Some time ago I wrote about how the refusal to expand Medicaid impacts poor people living in southern states. Unfortunatly, a very large number of those individuals are African-Americans.
These are people who are unable to afford health insurance who or qualify for government subsidies under Obamnacare. In these states, residents caught between a rock and a hard place, are expected to rely on the expansion of Medicaid to access health care per the Affordable Care Act.
One such state is Louisiana, and Reuters has an interesting report that details a new development which affects HIV/AIDS patients who have signed up for Obamacare who are now virtually in limbo.
Hundreds of people with HIV/AIDS in Louisiana trying to obtain coverage under President Barack Obama’shealthcare reform are in danger of being thrown out of the insurance plan they selected in a dispute over federal subsidies and the interpretation of federal rules about preventing Obamacare fraud.
Some healthcare advocates see discrimination in the move, but Blue Cross and Blue Shield of Louisiana says it is not trying to keep people with HIV/AIDS from enrolling in one of its policies under the Affordable Care Act, also known as Obamacare.
The state’s largest carrier is rejecting checks from a federal program designed to help these patients pay for AIDS drugs and insurance premiums, and has begun notifying customers that their enrollment in its Obamacare plans will be discontinued.
The carrier says it no longer will accept third-party payments, such as those under the 1990 Ryan White Act, which many people with HIV/AIDS use to pay their premiums.
“In no event will coverage be provided to any subscribers, as of March 1, 2014, unless the premiums are paid by the subscriber (or a relative) unless otherwise required by law,” Blue Cross Blue Shield of Louisiana spokesman John Maginnis told Reuters.

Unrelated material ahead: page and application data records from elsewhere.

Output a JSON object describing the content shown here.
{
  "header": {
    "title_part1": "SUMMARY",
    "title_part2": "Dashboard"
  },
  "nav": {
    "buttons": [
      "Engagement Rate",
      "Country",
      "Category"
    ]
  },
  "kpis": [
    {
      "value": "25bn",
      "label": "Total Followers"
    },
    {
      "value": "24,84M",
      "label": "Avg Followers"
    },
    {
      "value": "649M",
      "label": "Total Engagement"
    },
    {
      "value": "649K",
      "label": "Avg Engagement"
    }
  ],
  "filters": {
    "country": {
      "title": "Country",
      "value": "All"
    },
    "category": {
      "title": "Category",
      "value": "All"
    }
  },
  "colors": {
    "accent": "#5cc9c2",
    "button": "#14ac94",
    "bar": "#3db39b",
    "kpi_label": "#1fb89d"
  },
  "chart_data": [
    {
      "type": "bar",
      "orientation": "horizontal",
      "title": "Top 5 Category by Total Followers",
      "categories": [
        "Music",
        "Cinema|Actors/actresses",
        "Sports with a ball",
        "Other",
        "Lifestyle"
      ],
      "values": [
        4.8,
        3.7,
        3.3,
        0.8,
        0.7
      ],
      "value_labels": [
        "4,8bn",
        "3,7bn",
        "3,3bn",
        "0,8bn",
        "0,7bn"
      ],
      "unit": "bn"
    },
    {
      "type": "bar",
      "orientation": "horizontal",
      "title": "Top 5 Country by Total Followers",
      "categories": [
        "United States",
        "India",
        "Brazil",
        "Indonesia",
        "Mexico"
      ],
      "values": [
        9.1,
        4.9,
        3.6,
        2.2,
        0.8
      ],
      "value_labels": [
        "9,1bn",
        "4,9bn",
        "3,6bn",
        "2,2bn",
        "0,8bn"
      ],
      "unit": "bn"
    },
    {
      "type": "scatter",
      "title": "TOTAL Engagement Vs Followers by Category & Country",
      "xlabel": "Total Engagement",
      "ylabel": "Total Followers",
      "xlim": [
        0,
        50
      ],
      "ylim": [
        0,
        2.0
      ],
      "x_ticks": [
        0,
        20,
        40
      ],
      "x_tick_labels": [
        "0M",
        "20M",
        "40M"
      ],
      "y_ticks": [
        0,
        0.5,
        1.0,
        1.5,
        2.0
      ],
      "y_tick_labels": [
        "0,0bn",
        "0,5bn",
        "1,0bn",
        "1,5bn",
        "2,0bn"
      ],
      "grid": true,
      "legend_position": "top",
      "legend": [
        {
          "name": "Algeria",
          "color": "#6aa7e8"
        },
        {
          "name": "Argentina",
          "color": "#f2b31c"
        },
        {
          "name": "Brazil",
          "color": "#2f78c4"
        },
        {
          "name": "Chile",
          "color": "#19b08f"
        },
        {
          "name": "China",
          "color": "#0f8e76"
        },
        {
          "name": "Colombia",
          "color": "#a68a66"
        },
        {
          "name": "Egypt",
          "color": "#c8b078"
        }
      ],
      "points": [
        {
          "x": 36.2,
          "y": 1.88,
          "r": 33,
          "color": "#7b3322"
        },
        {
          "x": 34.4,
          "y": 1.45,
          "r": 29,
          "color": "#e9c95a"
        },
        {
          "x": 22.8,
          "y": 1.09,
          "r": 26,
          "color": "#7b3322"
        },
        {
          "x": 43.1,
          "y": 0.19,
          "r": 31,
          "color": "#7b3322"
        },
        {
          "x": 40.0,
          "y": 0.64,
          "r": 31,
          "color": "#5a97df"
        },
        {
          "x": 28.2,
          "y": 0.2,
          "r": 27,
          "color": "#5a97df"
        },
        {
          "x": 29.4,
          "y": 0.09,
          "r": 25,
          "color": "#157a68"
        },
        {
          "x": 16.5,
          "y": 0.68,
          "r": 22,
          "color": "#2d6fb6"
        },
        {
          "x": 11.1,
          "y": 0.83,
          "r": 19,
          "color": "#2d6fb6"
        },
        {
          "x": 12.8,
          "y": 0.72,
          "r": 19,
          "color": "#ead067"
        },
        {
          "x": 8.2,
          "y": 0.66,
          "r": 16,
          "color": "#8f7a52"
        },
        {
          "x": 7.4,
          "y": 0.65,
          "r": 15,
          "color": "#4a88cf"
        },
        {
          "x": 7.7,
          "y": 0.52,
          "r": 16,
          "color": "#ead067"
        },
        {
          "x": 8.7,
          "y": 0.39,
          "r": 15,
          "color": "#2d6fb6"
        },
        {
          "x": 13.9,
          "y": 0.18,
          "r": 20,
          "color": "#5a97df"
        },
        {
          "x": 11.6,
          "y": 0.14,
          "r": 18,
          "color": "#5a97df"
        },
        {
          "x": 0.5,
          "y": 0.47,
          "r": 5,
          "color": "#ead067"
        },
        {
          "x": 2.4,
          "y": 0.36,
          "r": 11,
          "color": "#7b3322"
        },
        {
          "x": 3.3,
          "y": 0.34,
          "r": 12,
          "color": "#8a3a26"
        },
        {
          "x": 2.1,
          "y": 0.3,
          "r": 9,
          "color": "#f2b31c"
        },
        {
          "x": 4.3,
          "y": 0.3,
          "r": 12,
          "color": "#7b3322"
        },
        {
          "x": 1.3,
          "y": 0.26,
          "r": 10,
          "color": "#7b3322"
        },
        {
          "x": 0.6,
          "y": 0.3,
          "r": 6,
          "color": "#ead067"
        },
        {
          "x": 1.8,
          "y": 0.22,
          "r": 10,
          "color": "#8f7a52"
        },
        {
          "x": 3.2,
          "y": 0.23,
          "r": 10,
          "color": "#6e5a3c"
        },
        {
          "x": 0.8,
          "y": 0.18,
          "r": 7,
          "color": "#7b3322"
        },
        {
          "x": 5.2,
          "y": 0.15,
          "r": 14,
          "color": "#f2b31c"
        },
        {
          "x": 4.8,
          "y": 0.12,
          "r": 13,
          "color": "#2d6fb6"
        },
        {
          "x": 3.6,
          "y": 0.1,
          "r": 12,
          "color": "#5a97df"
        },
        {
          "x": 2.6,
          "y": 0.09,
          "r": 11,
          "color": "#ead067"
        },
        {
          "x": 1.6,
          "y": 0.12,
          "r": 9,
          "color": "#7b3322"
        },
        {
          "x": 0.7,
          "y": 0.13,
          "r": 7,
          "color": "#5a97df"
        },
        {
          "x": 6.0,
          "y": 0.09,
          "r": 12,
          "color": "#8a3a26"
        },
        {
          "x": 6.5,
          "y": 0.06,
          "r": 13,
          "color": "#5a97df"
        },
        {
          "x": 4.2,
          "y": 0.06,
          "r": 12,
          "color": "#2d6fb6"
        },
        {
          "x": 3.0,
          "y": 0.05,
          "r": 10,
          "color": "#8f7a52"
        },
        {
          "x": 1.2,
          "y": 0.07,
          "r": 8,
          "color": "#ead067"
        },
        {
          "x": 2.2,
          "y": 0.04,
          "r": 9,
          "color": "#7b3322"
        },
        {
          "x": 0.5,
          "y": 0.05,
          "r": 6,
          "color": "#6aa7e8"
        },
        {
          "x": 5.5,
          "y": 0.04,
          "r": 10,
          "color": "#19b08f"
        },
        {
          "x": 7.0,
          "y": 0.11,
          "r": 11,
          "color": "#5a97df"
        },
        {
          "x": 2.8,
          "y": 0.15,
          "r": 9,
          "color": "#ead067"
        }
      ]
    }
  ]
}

[…] Hundreds of indigent HIV/AIDS patients are dependent on Ryan White payments for Obamacare because they fall into a gap. They are not eligible for Medicaid, the joint federal-state health insurance program for the poor, because Louisiana did not expand the low-income program, and Obamacare federal subsidies don’t kick in until people are at 100 percent of the federal poverty level.
Before Obamacare, the 1990 Ryan White Act offered people with HIV/AIDS federal financial help in paying for AIDS drugs and health insurance premiums, especially in state-run, high-risk pools.
Obamacare, which bans insurers from discriminating against people with preexisting conditions, was designed to replace these high-risk pools.
Starting on October 1, AIDS advocates and others in Louisiana “were enrolling anyone and everyone we could” through the Obamacare exchange, said Lucy Cordts of the New Orleans NO/AIDS Task Force.
Last month, her clients and those of other AIDS groups began to hear from Louisiana Blue that their enrollments were in limbo because the company would not accept the Ryan White checks for premium payments.
[…] Healthcare advocates are worried that the refusal to accept Ryan White payments is an effort by insurers to keep AIDS patients from enrolling in their plans and last month began pressing the issue, including with the office of Democratic Senator Mary Landrieu.
[…] Asked if it were engaging in efforts to avoid adverse selection by refusing to accept Ryan White payments for would-be customers with HIV/AIDS, Louisiana Blue said it was not trying to keep such customers out of its plans. “We welcome all Louisiana residents who chose Blue Cross and Blue Shield of Louisiana,” said Maginnis.
There’s no telling just exacttly how many residents of Louisiana are negatively impacted, by this development. However, here’s a look at some figures on HIV/AIDS in Luoisiana as put together by the folks over at LPHI. One glance and you can see how serious this could be for many.
- As of December 31, 2010, a cumulative total of 30,876 HIV/AIDS cases have been reported in Louisiana, including 316 pediatric cases.
- The cumulative number of deaths among persons diagnosed with HIV/AIDS, reported to the Louisiana Office of Public Health through December 31, 2010, is 12,755 including 103 deaths among pediatric cases.
- A total of 18,308 persons are living with HIV/AIDS in Louisiana; of these individuals, 10,035 persons (55%) have an AIDS diagnosis.
- Among women living with HIV/AIDS, the predominant known mode of transmission is high-risk heterosexual contact followed by injection drug use. Among men living with HIV/AIDS, the predominant mode of transmission is men who have sex with men followed by high-risk heterosexual contact.
- Nationally, Louisiana ranked 4th highest in AIDS case rates and 11th in the number of AIDS cases diagnosed in 2008, according to the CDC 2008 HIV/AIDS Surveillance Report (Vol. 20).
- The Baton Rouge metropolitan area ranked 2nd for AIDS case rates among the largest metropolitan areas in the U.S. in 2008; New Orleans metropolitan area ranked 3rd.
- In Louisiana, 33% of new HIV cases and 31% of new AIDS cases are among women.
- HIV continues to disproportionately affect African Americans in Louisiana. In 2009, 76% of newly diagnosed HIV cases and 76% of newly diagnosed AIDS cases were among African Americans.